2018 Corporate Human Rights Benchmark

13 November 2018

The 2018 Corporate Human Rights Benchmark (CHRB) assesses the performance of 101 of the largest publicly traded companies in the world on a set of human rights indicators. The companies, from three industries - agricultural products, apparel, and extractives - were chosen on the basis of their market capitalisation and revenues. Companies were assessed across six measurement themes each with varying weightings, using similar methodology to the CHRB's 2017 results.

Performance across the companies measured was generally disappointing, with a clear division between those companies continuing to make an effort and those persistently not engaging (or at least not reporting if they are). The average company score is alarmingly low at 27%. Less than 10% of the companies assessed commit to respecting rights of human rights defenders and activists. Virtually none commit to ensuring workers are paid a living wage. Overall companies tend to perform more strongly on policy commitments and management systems than on remedy or dealing with key risks in practice.

In his opening speech, John Morrison said: "The good news is that some of the companies assessed have made real progress in disclosing their human rights performance... The less good news is that there are companies ... which have stubbornly remained unengaged."

Phil Bloomer, member of the CHRB Advisory Panel, said in the report: "The majority of companies appear to be only dimly aware of the potential threats and prizes around them, having made small or no progress in putting human rights at the heart of their business."

Steve Waygood, Chief Responsible Investment Officer at Aviva Investors and Chair of CHRB, said "Better scoring companies are a minority, but they do exist.

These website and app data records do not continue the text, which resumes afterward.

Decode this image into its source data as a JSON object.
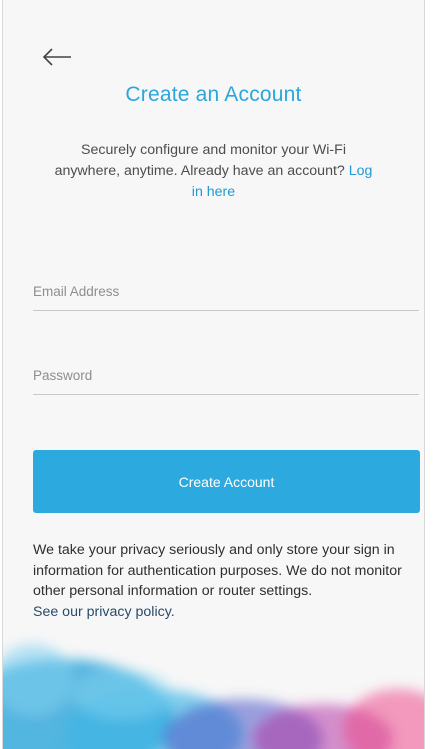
{
  "header": {
    "back_icon": "arrow-left-icon",
    "title": "Create an Account"
  },
  "intro": {
    "text": "Securely configure and monitor your Wi-Fi anywhere, anytime. Already have an account?",
    "login_link": "Log in here"
  },
  "form": {
    "email_placeholder": "Email Address",
    "email_value": "",
    "password_placeholder": "Password",
    "password_value": "",
    "submit_label": "Create Account"
  },
  "privacy": {
    "text": "We take your privacy seriously and only store your sign in information for authentication purposes. We do not monitor other personal information or router settings.",
    "link": "See our privacy policy."
  },
  "colors": {
    "accent": "#2ca9df",
    "title": "#2ba6dc",
    "link": "#1f9ad5",
    "background": "#f7f7f7"
  }
}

They demonstrate that integrating respect for human rights is neither impossible, nor detrimental, to the business model... The top five scoring companies are the same as in 2017; Adidas, BHP Billiton, Marks and Spencer, Rio Tinto and Unilever, but they are leaving the ‘average’ company further behind.”

For more information on the 2018 results, see the full report on the CHRB website.

Latest IHRB Publications

Women’s Rights Still Seen Through the Foggy Lens of Biases, Discrimination, and Injustice

As we mark the 70th anniversary of the Universal Declaration of Human Rights (UDHR), it is becoming increasingly clear that in spite of great strides in protecting human dignity, inequalities continue to persist and are deepening more than ever. It...

Seeking Safety, Seeking Opportunity, Seeking Rights: Reflections on the Migrant Caravan in Mexico

On this International Migrants Day 2018, let’s take a moment to consider the struggles of the thousands of men, women and children who in recent months joined the so-called migrant caravan hoping for a better life in North America. 


The Governance Legacy of Mega-Sporting Events: A Golden Opportunity to Promote Human Rights

Human rights’ next of kin is the global anti-corruption movement. These two efforts increasingly work in tandem, creating the conditions in which humans flourish. Their synergy has at least two explanations. Most obviously, we know that corruption...